While developing the piece, Linklater had readings of the play (including one at New York Stage and Film, where he connected with Flea founder and artistic director Jim Simpson), and sought feedback from friends and peers, including his Seminar costar, two-time Tony nominee Alan Rickman. "Since I was playing a writer who was getting advice on his work from Alan's character, I asked him to read the play," Linklater remembers. "I thought he would rip me apart, just like in the script, but he was incredibly generous---although he did point out the bits that he thought were 'TV writing.' So I changed those. He even ended up doing a one-night reading of it last year."
While The Vandal certainly has twists and turns, it's really not a plot-driven show. It's a showcase for intense emotions and uncomfortable conversations, as the three characters confront their immobility and mortality. One scene in particular stands out, as the unnamed woman laments the long drawn-out death of her husband by crying, "Here's how you say good-bye for three years: 'goooooooooooooooooooooooooooood byyyyyyyyyyyyyyyyyyye, IIIIIIIIII loooooooooooooooooooove yoooooooooooooooou.'"
It's a goose bump moment, filled with anguish and sorrow, and really brings the impact of death into focus, which is exactly Linklater's point. "We all go through grief like that at some point in our lives," he says. "As the woman says, 'I can't remember ever talking so much about death in a night,' and yet we all have it in common."

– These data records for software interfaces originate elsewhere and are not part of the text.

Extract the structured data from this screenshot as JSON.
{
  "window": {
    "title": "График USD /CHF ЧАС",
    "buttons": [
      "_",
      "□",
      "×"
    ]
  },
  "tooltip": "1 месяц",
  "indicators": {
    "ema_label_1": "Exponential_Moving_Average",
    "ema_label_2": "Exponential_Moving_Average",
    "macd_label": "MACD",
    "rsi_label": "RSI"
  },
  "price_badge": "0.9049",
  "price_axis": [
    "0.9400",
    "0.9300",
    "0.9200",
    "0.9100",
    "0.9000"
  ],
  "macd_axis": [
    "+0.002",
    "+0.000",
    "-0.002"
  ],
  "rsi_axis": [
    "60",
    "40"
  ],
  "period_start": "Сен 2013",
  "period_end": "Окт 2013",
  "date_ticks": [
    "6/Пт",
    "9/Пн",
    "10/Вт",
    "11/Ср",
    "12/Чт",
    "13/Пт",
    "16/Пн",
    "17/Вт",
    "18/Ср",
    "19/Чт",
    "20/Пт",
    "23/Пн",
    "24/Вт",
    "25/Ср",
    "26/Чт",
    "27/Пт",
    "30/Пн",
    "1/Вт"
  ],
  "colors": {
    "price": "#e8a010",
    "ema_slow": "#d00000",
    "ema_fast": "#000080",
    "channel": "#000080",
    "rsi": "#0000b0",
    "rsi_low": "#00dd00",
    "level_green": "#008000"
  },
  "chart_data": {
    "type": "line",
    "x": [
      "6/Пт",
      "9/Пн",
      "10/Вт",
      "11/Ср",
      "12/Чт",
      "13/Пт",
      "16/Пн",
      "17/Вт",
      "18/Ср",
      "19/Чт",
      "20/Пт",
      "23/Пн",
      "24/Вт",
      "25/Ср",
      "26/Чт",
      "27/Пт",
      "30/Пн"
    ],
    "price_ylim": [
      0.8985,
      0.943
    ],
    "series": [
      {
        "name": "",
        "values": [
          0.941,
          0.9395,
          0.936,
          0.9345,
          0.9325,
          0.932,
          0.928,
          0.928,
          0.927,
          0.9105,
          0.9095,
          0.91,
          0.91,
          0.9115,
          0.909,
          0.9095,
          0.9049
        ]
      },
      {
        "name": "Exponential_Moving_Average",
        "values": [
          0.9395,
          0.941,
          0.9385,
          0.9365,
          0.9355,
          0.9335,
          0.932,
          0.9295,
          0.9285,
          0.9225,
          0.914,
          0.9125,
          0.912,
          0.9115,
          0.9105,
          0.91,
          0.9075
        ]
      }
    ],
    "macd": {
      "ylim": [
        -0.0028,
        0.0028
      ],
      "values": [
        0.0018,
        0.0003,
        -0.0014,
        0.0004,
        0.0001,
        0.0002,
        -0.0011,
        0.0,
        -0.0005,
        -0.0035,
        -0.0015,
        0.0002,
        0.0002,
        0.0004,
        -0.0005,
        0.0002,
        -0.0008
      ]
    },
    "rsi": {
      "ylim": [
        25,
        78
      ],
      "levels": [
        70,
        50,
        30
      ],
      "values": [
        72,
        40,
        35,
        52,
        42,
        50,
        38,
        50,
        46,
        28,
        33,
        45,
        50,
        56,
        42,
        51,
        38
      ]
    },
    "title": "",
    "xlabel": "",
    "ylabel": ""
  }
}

Raven Snook regularly writes about theatre for Time Out New York and has contributed arts and entertainment articles to The Village Voice, the New York Post, TV Guide, and others.
Photo by Joan Marcus